NI/1. Pavement materials


Pavement materials (Tables 2.10 and 2.13)
NI/1.1 In addition to the materials outlined in Tables 2.10 and 2.13 of CD 226 [Ref 2.N], in Northern Ireland
recipe mixes to BS EN 13108-1 [Ref 1.N] shall be used where considered appropriate by the
Department for Infrastructure.
NI/1.2 Hot rolled asphalt shall be used as a base and binder course material if considered appropriate by the
Department for Infrastructure.

5
CD 226 Revision 0 NI/2. Pavement design verification

NI/2. Pavement design verification


NI/2.1 The requirements for pavement design checks and certification shall be set out within the
project-specific contract documentation.

6
CD 226 Revision 0 NI/3. Normative references

NI/3. Normative references


The following documents, in whole or in part, are normative references for this document and are
indispensable for its application. For dated references, only the edition cited applies. For undated
references, the latest edition of the referenced document (including any amendments) applies.

Ref 1.N BSI. BS EN 13108-1, 'Bituminous mixtures – Material specifications. Asphaltic


concrete.'
Ref 2.N Highways England. CD 226, 'Design for new pavement construction'
Ref 3.N Highways England. GG 101, 'Introduction to the Design Manual for Roads and
Bridges'

7
© Crown copyright 2020.
You may re-use this information (not including logos) free of charge in any format or medium, under the terms of the
Open Government Licence. To view this licence:
visit www.nationalarchives.gov.uk/doc/open-government-licence/,
write to the Information Policy Team, The National Archives, Kew, London TW9 4DU,
or email psi@nationalarchives.gsi.gov.uk.
Design Manual for Roads and Bridges

Pavement
Design

CD 226
Scotland National Application Annex to CD
226 Design for new pavement construction
(formerly HD 26/06)

Revision 0

Summary
There are no specific requirements for Transport Scotland supplementary or alternative to those
given in CD 226.

Feedback and Enquiries


Users of this document are encouraged to raise any enquiries and/or provide feedback on the content and usage
of this document to the dedicated Transport Scotland team. The email address for all enquiries and feedback is:
TSStandardsBranch@transport.gov.scot

This is a controlled document.


CD 226 Revision 0 Contents

Contents
Release notes 2

1
CD 226 Revision 0 Release notes

Release notes
Version Date Details of amendments
0 Mar 2020 Transport Scotland National Application Annex to CD 226.

2
© Crown copyright 2020.
You may re-use this information (not including logos) free of charge in any format or medium, under the terms of the
Open Government Licence. To view this licence:
visit www.nationalarchives.gov.uk/doc/open-government-licence/,
write to the Information Policy Team, The National Archives, Kew, London TW9 4DU,
or email psi@nationalarchives.gsi.gov.uk.
Design Manual for Roads and Bridges

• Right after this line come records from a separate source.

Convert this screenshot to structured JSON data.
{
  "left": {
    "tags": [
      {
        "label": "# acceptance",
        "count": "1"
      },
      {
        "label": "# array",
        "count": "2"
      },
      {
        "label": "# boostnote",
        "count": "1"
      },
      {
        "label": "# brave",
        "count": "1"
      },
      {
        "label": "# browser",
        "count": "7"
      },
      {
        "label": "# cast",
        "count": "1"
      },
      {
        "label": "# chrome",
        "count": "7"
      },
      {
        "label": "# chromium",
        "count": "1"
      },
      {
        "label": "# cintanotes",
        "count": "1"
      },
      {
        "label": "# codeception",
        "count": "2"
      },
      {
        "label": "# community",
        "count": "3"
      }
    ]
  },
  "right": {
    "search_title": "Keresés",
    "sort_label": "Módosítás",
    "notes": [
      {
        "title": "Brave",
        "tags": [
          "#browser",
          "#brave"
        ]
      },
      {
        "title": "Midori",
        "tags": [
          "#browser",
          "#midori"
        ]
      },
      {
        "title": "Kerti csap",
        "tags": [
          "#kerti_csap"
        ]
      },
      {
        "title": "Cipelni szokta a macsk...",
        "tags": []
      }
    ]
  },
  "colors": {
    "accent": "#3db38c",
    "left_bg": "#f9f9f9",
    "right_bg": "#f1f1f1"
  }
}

Pavement
Design

CD 226
Wales National Application Annex to CD 226
Design for new pavement construction
(formerly HD 26/06)

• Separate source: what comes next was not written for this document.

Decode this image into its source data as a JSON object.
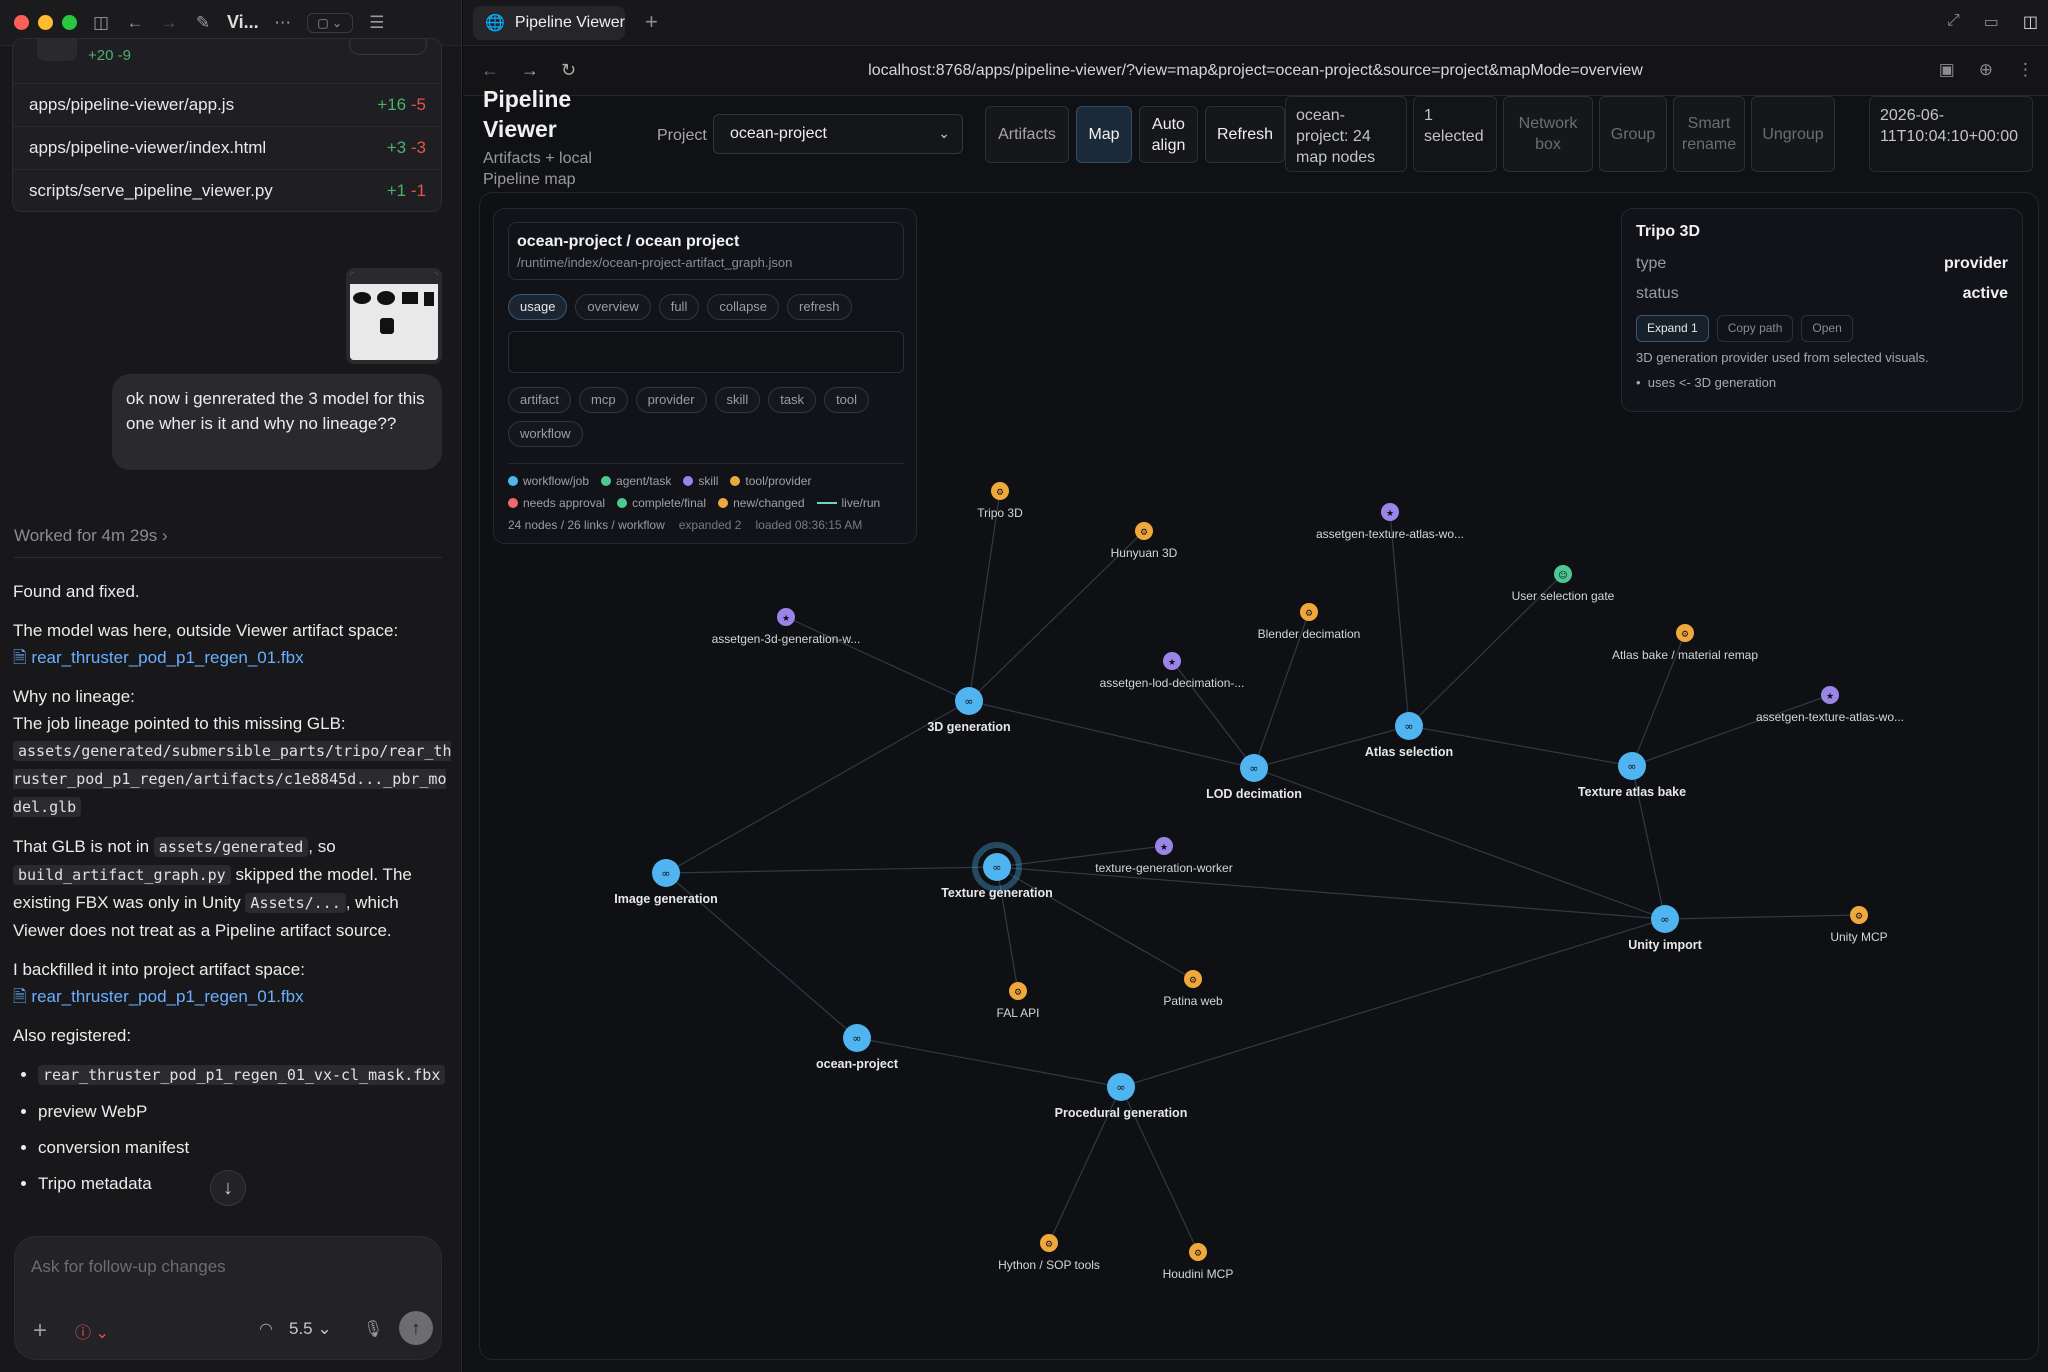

Revision 0

Summary
There are no specific requirements for the Welsh Government supplementary or alternative to
those given in CD 226.

Feedback and Enquiries


Users of this document are encouraged to raise any enquiries and/or provide feedback on the content and usage
of this document to the dedicated Welsh Government team. The email address for all enquiries and feedback is:
Standards_Feedback_and_Enquiries@gov.wales

This is a controlled document.


CD 226 Revision 0 Contents

Contents
Release notes 2

1
CD 226 Revision 0 Release notes

Release notes
Version Date Details of amendments
0 Mar 2020 Welsh Government National Application Annex to CD 226.

2
© Crown copyright 2020.
You may re-use this information (not including logos) free of charge in any format or medium, under the terms of the
Open Government Licence. To view this licence:
visit www.nationalarchives.gov.uk/doc/open-government-licence/,
write to the Information Policy Team, The National Archives, Kew, London TW9 4DU,
or email psi@nationalarchives.gsi.gov.uk.